It doesn’t automatically turn into a patent. You will have to spend serious cash to submit a full patent application based on the provisional application before the provisional expires in 12 months. Plan a budget in the neighborhood of $15,000 and a lot of your own time to work with a patent attorney to prepare and file a full application.

It only helps with the inventive ideas described in your full application. If you make a significant improvement to your idea after you file the provisional application, you can’t claim the priority date of the provisional application for the improvement. If you want to get the earliest priority date on your idea that incorporates the improvement, you will have to file another provisional application. This is where it’s beneficial to describe as many reasonable design alternatives as you can in the original application, even if you think they are not the best option at the time. Go wild.

It can’t be “renewed” if you don’t file a full application within 12 months after filing. You have other options if this happens, but it’s best to review them with a patent attorney.

I’ve found that having a provisional application can be a useful marketing tool in discussions with potential investors. The application can help to explain a complicated idea, especially if the investor’s patent counsel reviews it as part of the opportunity assessment or due diligence process. The mere presence of the application can convey a sense of competence and professionalism, and an investor will likely be impressed if you’ve provided plenty of detail and covered all of the bases. And since most investment groups will not sign non-disclosure agreements, having filed a provisional application can not only help with public disclosure issues related to patent filings but also put investors on notice that you are serious about protecting your intellectual property.

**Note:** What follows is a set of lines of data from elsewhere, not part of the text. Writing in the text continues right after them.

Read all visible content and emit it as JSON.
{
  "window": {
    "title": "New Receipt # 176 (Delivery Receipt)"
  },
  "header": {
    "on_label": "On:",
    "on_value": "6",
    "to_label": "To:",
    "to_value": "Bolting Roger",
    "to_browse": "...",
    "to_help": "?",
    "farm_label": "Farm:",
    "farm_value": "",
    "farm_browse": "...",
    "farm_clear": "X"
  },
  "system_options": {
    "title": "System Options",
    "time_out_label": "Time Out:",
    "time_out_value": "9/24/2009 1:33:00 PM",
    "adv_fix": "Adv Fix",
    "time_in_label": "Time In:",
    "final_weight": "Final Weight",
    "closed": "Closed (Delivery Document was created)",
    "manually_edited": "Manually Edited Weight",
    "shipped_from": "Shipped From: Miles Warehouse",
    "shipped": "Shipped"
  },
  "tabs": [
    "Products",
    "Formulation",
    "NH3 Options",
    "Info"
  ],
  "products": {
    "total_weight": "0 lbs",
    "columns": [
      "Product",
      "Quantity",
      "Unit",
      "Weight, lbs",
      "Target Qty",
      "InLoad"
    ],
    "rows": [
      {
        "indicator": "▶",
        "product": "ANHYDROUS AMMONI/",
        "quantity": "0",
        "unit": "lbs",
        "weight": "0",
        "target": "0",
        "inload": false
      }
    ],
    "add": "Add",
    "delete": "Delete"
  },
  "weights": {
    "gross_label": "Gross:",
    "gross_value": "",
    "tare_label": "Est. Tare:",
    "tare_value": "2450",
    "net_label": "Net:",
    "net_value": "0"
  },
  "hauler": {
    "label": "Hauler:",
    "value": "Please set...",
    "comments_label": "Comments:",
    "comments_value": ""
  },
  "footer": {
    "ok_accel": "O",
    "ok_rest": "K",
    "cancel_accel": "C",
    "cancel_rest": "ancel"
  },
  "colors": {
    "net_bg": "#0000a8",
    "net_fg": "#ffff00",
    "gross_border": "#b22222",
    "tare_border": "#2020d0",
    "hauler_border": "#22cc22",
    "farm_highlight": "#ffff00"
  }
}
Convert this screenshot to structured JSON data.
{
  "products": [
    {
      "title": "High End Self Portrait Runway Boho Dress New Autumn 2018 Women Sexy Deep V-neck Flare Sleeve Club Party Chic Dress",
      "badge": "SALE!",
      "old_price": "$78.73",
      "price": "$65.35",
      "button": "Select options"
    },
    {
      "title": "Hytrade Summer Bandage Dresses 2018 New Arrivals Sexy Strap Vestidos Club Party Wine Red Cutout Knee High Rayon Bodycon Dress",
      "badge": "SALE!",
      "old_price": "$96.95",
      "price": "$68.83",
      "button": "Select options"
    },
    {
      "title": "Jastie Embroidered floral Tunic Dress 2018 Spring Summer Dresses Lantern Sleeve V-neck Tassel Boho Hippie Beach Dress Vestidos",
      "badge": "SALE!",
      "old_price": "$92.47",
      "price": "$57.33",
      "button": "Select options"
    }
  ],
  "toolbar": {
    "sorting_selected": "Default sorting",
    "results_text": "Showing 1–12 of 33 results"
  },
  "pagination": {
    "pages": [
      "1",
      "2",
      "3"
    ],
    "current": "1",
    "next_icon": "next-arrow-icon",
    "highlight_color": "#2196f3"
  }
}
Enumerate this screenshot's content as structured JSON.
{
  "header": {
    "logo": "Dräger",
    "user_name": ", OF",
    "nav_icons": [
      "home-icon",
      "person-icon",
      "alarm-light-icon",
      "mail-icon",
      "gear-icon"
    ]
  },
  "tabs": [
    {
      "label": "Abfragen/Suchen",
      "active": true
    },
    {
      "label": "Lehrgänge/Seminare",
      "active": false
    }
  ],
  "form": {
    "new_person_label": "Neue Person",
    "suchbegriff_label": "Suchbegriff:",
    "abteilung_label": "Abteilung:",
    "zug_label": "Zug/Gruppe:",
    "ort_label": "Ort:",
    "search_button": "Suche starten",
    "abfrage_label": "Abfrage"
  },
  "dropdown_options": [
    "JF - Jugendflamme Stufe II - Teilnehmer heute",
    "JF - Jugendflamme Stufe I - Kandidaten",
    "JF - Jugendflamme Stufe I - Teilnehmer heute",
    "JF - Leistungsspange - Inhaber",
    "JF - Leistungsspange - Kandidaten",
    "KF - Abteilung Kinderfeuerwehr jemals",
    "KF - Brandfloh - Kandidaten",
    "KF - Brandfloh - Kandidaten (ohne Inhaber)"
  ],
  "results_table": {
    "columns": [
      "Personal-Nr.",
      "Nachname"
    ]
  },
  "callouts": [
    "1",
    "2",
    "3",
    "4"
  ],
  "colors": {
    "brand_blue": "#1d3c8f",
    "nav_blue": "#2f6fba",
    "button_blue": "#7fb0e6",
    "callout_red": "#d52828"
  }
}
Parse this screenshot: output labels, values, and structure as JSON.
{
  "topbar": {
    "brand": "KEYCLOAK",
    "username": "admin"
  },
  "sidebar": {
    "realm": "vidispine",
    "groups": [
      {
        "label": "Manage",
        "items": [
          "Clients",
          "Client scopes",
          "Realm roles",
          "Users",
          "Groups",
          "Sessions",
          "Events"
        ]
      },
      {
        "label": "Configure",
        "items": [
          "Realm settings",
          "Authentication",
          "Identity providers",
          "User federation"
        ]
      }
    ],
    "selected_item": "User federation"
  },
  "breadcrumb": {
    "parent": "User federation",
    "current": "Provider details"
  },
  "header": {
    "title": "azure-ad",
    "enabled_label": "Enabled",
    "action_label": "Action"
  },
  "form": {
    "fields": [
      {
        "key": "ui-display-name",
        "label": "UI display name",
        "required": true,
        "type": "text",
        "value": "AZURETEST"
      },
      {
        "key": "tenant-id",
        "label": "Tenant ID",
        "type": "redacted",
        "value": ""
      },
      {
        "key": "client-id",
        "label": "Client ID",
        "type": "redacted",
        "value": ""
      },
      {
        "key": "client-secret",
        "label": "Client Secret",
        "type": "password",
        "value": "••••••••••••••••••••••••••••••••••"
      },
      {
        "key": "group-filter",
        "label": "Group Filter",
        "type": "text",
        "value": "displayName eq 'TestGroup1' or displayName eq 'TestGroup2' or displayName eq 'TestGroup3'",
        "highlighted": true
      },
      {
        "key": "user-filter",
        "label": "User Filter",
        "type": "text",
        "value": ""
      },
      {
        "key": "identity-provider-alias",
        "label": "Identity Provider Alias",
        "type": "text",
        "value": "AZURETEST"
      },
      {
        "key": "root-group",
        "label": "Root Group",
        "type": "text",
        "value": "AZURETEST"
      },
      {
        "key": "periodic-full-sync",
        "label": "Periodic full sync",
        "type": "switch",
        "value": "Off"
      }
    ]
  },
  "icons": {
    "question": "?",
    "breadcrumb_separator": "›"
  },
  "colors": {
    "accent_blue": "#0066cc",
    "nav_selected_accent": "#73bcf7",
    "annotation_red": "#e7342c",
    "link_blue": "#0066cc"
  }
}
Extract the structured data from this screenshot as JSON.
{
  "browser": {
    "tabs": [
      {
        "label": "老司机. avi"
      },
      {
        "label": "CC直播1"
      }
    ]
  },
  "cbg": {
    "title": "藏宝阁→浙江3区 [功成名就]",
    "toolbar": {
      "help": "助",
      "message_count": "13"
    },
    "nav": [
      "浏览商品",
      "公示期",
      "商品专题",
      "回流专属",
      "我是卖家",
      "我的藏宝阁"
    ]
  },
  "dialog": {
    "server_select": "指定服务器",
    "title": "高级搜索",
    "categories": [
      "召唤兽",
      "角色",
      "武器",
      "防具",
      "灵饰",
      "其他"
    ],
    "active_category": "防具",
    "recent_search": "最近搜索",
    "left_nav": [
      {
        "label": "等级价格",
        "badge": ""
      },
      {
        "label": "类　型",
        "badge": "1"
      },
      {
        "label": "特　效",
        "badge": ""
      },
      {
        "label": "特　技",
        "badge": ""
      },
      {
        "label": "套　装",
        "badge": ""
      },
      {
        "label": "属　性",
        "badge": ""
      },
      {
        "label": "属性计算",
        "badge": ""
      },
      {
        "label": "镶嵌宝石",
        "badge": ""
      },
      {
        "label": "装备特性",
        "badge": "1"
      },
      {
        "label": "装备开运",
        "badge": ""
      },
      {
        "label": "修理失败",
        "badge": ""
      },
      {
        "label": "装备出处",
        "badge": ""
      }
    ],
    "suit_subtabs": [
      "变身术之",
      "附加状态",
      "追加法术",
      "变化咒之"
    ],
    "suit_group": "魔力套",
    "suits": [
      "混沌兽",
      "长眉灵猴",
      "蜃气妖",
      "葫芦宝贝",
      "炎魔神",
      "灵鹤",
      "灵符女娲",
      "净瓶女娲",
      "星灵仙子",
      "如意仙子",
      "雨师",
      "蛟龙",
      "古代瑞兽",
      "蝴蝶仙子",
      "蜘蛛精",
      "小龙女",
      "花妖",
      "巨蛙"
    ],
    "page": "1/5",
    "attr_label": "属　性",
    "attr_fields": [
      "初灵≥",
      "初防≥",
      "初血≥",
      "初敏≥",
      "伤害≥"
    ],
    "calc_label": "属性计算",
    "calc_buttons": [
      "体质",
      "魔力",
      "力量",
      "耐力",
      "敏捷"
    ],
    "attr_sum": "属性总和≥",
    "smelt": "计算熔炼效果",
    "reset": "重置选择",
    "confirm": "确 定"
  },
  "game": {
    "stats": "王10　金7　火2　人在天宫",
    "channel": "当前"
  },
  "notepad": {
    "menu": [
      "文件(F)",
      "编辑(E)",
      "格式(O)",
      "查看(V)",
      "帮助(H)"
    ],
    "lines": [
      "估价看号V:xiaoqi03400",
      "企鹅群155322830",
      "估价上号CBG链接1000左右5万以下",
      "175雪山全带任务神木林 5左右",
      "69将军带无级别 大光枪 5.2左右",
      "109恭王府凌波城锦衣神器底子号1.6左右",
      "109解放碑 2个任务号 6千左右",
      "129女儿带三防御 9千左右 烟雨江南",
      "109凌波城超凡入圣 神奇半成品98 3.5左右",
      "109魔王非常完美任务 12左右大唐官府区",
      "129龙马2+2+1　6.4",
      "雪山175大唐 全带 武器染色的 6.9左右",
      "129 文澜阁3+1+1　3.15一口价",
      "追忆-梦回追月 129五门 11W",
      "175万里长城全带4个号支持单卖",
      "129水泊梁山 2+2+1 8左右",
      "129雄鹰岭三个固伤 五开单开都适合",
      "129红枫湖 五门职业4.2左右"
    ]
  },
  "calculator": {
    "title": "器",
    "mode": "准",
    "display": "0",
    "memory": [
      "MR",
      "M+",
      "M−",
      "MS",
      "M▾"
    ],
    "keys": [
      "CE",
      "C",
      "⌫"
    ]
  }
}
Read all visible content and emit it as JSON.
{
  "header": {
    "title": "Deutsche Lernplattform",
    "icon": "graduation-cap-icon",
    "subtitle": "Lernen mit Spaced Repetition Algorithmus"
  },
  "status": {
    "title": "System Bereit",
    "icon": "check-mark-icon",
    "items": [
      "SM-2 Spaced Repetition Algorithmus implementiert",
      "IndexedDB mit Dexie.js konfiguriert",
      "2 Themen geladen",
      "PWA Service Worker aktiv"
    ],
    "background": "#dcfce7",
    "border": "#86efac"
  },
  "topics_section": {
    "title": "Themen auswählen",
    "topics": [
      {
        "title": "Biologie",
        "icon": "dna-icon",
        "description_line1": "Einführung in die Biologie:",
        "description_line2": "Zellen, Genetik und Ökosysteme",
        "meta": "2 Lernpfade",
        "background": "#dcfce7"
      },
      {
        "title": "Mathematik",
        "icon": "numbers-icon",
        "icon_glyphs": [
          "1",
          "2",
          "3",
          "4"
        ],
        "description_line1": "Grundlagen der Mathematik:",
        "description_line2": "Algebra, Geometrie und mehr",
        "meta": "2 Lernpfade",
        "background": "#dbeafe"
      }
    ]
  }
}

Like any tool, you need to know the limitations of the provisional patent application, but it is cheap, easy and can be a big help to the entrepreneur or start-up with their short-term cash flow and with the longer-term investment process.

Britt